Exercise:
Each time a line of the listing holds "this", copy that line.

....

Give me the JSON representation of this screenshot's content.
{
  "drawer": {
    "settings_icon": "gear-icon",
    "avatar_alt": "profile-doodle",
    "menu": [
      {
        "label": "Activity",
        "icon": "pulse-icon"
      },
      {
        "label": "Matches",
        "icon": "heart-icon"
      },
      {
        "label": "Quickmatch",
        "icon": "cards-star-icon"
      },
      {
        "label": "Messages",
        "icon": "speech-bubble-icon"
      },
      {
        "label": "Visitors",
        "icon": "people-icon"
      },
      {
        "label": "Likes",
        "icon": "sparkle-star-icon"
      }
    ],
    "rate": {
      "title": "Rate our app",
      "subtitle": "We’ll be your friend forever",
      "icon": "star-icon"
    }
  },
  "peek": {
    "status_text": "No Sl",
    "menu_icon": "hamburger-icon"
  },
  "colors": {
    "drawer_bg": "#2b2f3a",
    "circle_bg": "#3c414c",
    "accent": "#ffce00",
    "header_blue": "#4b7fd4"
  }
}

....

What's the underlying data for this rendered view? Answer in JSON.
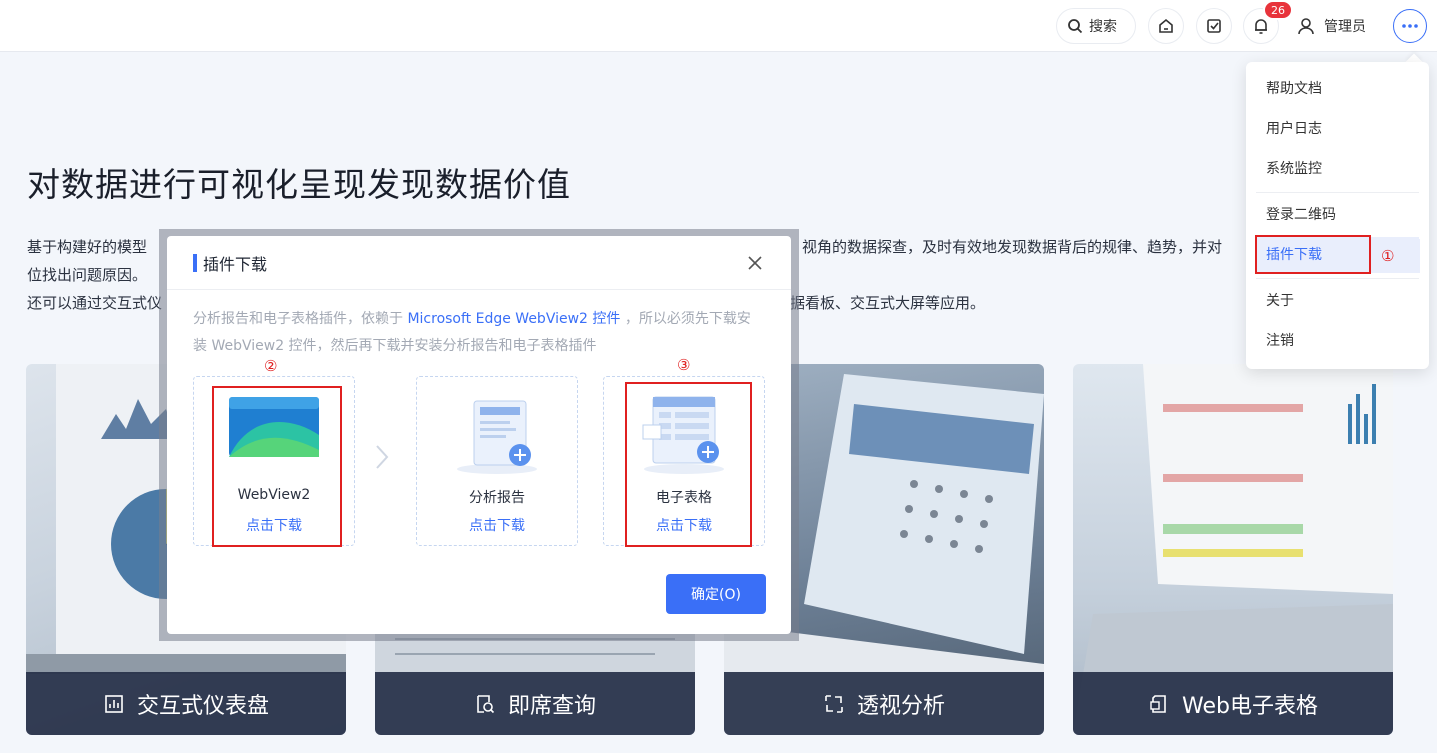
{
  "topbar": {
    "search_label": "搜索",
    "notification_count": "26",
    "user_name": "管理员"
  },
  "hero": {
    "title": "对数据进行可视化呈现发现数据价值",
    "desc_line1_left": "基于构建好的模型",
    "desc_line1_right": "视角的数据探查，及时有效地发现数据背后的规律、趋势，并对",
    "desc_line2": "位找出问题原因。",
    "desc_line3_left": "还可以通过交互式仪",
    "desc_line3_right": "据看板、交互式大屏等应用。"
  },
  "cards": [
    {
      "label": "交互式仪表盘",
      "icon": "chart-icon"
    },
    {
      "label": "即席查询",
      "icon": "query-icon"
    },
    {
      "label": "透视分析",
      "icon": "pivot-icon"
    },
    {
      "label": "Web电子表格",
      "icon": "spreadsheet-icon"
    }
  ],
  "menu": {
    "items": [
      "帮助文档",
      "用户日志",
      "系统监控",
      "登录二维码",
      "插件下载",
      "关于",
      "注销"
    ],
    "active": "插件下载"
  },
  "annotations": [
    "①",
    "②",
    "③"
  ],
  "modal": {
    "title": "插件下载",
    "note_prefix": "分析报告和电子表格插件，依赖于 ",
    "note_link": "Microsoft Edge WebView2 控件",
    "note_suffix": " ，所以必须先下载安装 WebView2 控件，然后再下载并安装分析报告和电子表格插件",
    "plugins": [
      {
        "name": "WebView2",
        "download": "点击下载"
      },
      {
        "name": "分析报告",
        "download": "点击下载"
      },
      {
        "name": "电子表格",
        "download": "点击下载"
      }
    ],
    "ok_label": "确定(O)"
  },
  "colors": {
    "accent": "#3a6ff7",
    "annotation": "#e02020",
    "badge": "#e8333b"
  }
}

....

Task solution:
Give me the JSON representation of this screenshot's content.
What's the underlying data for this rendered view? Answer in JSON.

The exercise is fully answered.